• Given data:

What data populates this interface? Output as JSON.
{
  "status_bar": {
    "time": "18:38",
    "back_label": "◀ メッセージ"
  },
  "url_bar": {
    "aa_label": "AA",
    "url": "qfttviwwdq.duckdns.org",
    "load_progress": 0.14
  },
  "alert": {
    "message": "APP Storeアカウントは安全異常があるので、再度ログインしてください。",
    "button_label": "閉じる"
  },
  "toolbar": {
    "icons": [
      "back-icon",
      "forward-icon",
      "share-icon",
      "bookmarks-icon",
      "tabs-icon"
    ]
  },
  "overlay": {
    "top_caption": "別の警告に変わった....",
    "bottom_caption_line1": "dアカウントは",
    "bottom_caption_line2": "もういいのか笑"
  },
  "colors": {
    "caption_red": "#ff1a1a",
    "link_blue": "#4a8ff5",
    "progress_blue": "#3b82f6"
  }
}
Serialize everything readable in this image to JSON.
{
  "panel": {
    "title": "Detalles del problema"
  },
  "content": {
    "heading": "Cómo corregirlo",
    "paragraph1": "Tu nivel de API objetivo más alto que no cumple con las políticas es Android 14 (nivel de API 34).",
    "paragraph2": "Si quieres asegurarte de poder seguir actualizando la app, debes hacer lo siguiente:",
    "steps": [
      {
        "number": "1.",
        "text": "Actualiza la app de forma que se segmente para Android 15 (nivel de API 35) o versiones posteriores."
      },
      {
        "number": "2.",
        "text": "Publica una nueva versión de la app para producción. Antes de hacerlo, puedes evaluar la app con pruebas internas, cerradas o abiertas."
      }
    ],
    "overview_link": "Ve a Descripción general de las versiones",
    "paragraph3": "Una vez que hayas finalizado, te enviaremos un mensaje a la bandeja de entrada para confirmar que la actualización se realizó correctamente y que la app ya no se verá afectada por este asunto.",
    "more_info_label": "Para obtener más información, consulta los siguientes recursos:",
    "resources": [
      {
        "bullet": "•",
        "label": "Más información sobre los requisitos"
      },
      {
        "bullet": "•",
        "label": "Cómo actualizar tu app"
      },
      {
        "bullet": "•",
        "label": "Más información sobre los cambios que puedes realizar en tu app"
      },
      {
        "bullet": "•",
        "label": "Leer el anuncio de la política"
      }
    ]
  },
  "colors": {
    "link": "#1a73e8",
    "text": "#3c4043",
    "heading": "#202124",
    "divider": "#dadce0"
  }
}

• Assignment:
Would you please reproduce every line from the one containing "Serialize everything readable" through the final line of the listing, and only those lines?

• Solved problem:
Serialize everything readable in this image to JSON.
{
  "panel": {
    "title": "Detalles del problema"
  },
  "content": {
    "heading": "Cómo corregirlo",
    "paragraph1": "Tu nivel de API objetivo más alto que no cumple con las políticas es Android 14 (nivel de API 34).",
    "paragraph2": "Si quieres asegurarte de poder seguir actualizando la app, debes hacer lo siguiente:",
    "steps": [
      {
        "number": "1.",
        "text": "Actualiza la app de forma que se segmente para Android 15 (nivel de API 35) o versiones posteriores."
      },
      {
        "number": "2.",
        "text": "Publica una nueva versión de la app para producción. Antes de hacerlo, puedes evaluar la app con pruebas internas, cerradas o abiertas."
      }
    ],
    "overview_link": "Ve a Descripción general de las versiones",
    "paragraph3": "Una vez que hayas finalizado, te enviaremos un mensaje a la bandeja de entrada para confirmar que la actualización se realizó correctamente y que la app ya no se verá afectada por este asunto.",
    "more_info_label": "Para obtener más información, consulta los siguientes recursos:",
    "resources": [
      {
        "bullet": "•",
        "label": "Más información sobre los requisitos"
      },
      {
        "bullet": "•",
        "label": "Cómo actualizar tu app"
      },
      {
        "bullet": "•",
        "label": "Más información sobre los cambios que puedes realizar en tu app"
      },
      {
        "bullet": "•",
        "label": "Leer el anuncio de la política"
      }
    ]
  },
  "colors": {
    "link": "#1a73e8",
    "text": "#3c4043",
    "heading": "#202124",
    "divider": "#dadce0"
  }
}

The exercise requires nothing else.